The Equal Credit Opportunity Act (ECOA) (15 U.S.C. § 1691 and following) is one of the primary federal laws prohibiting credit discrimination. The ECOA prohibits creditors from refusing to grant credit because of race or color, national origin, sex, marital status, religion, age, public assistance status, or because the applicant has in good faith exercised any right under certain consumer protection laws.

Under the ECOA, a creditor must give you a notice if it denies you credit or takes another adverse action against you. The notice must give specific and accurate reasons for the adverse action. (An "adverse action" includes denying a credit application, terminating an existing credit account, making unfavorable changes to an existing account's terms, and refusing to increase a credit limit.)

For years, creditors and lenders have used data harvesting (collecting information from browsers, websites, stores, and more) and computational methods when making lending decisions. And for the most part, creditors that used this technique have been able to provide rationales for their credit decisions. But now, some creditors use so-called "black-box" algorithms when making credit decisions. These systems incorporate complicated machine learning and artificial intelligence, so it's difficult, if not impossible, for the creditor to identify the exact reasons the computer system denies an applicant for credit. Sometimes, the reasoning for accepting or denying a loan is not only unknown to the system's users but also to the system's developers.

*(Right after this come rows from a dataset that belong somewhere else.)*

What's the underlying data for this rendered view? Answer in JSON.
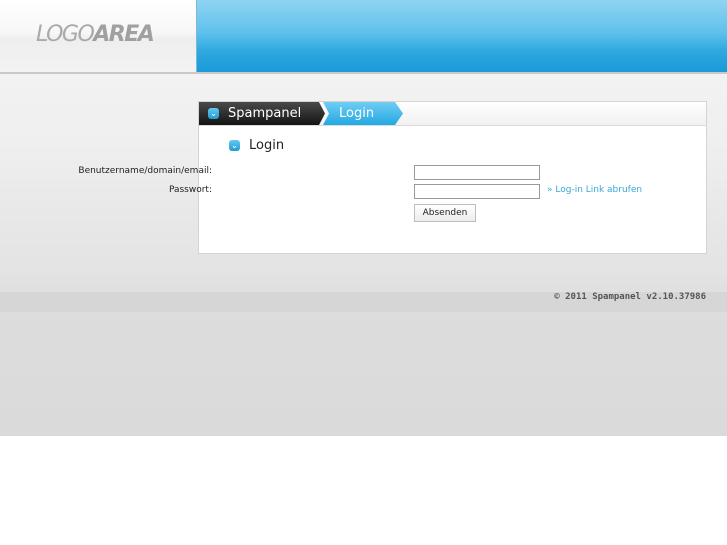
{
  "header": {
    "logo_light": "LOGO",
    "logo_bold": "AREA"
  },
  "breadcrumb": {
    "home": "Spampanel",
    "current": "Login"
  },
  "section": {
    "title": "Login",
    "icon": "chevron-down-icon"
  },
  "form": {
    "username_label": "Benutzername/domain/email:",
    "username_value": "",
    "password_label": "Passwort:",
    "password_value": "",
    "forgot_link": "» Log-in Link abrufen",
    "submit_label": "Absenden"
  },
  "footer": {
    "copyright": "© 2011 Spampanel v2.10.37986"
  },
  "colors": {
    "accent_blue": "#2fa9e0",
    "link_blue": "#38a7d8",
    "dark_crumb": "#141414"
  }
}
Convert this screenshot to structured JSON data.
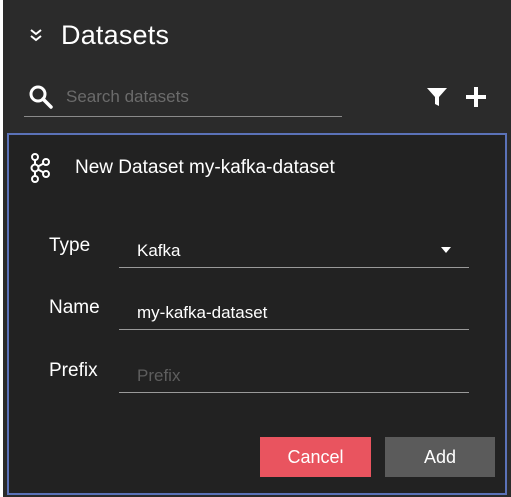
{
  "header": {
    "title": "Datasets",
    "collapse_icon": "double-chevron-down-icon"
  },
  "search": {
    "placeholder": "Search datasets",
    "value": "",
    "icons": [
      "search-icon",
      "filter-icon",
      "add-icon"
    ]
  },
  "card": {
    "icon": "kafka-icon",
    "title": "New Dataset my-kafka-dataset",
    "fields": {
      "type": {
        "label": "Type",
        "value": "Kafka"
      },
      "name": {
        "label": "Name",
        "value": "my-kafka-dataset"
      },
      "prefix": {
        "label": "Prefix",
        "value": "",
        "placeholder": "Prefix"
      }
    },
    "buttons": {
      "cancel": "Cancel",
      "add": "Add"
    }
  },
  "colors": {
    "panel_bg": "#2b2b2b",
    "card_bg": "#222222",
    "card_border": "#5b72b8",
    "cancel": "#e9545f",
    "add": "#5b5b5b"
  }
}
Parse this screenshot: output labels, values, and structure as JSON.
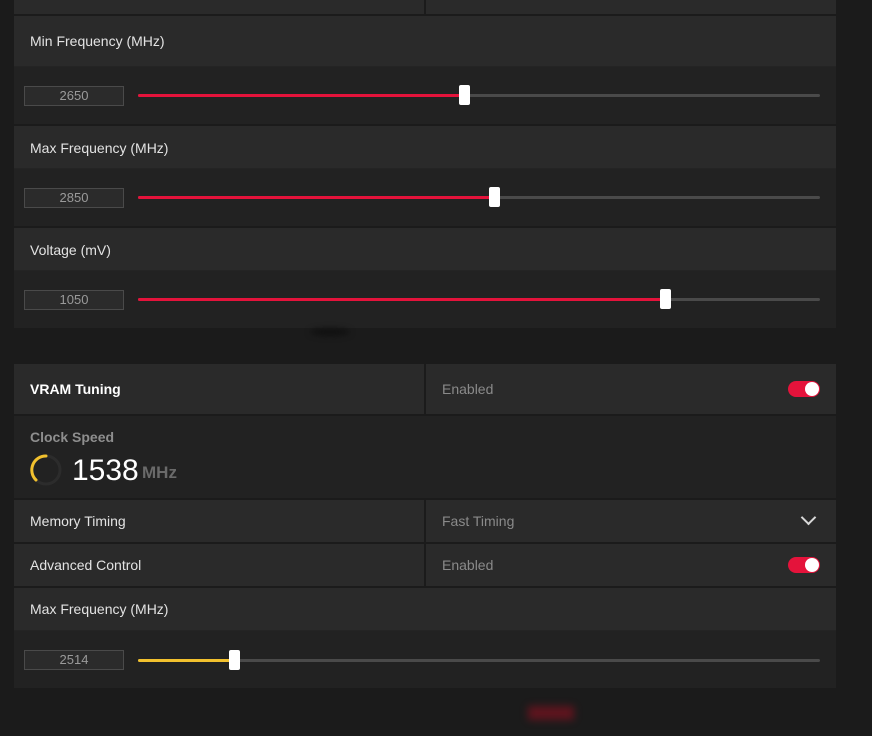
{
  "colors": {
    "accent_red": "#e4133b",
    "accent_yellow": "#f2c12e",
    "toggle_on": "#e4133b"
  },
  "gpu_tuning": {
    "min_frequency": {
      "label": "Min Frequency (MHz)",
      "value": "2650",
      "fraction": 0.48
    },
    "max_frequency": {
      "label": "Max Frequency (MHz)",
      "value": "2850",
      "fraction": 0.52
    },
    "voltage": {
      "label": "Voltage (mV)",
      "value": "1050",
      "fraction": 0.77
    }
  },
  "vram": {
    "title": "VRAM Tuning",
    "status": "Enabled",
    "toggle_on": true,
    "clock_speed_label": "Clock Speed",
    "clock_speed_value": "1538",
    "clock_speed_unit": "MHz",
    "memory_timing": {
      "label": "Memory Timing",
      "value": "Fast Timing"
    },
    "advanced_control": {
      "label": "Advanced Control",
      "status": "Enabled",
      "toggle_on": true
    },
    "max_frequency": {
      "label": "Max Frequency (MHz)",
      "value": "2514",
      "fraction": 0.14
    }
  }
}
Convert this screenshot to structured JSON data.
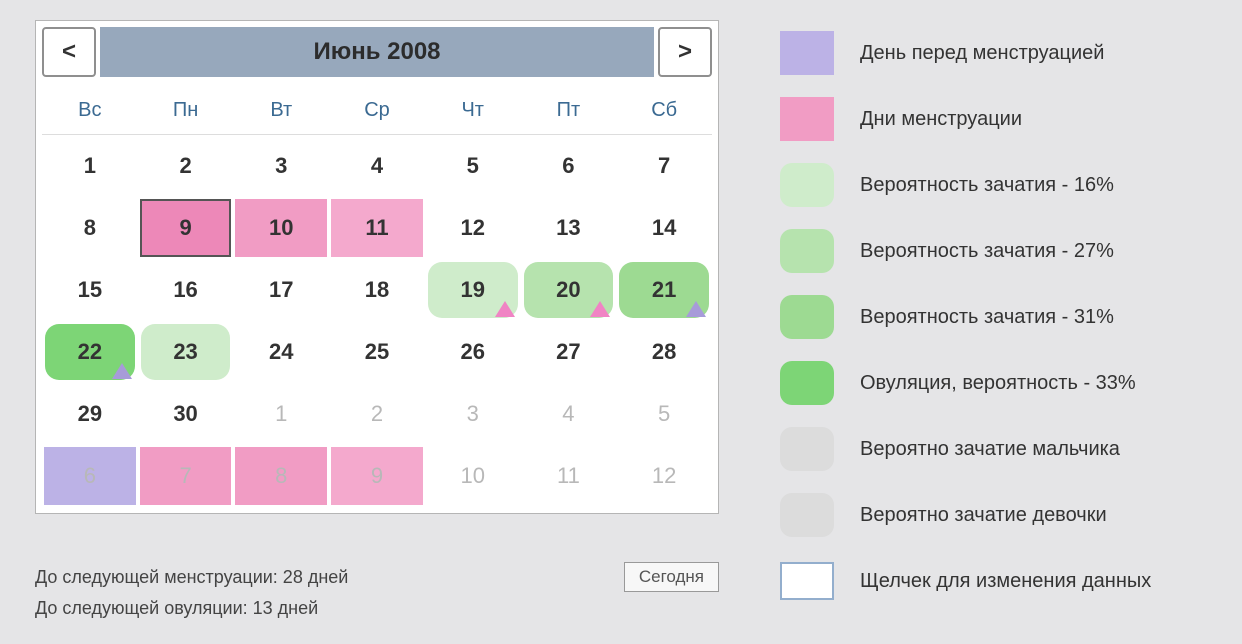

Nevertheless, the Consumer Financial Protection Bureau (CFPB) recently confirmed that the ECOA requires creditors to provide detailed adverse action notices. This requirement applies whether the creditor uses a sophisticated algorithm or more conventional ways to evaluate an application. So, creditors and lenders can't just claim an algorithm made the decision or say that the method used to assess an application is too complex or difficult to understand. It must disclose the specific principal reasons for denying credit or taking another adverse action.

Effective date: May 26, 2022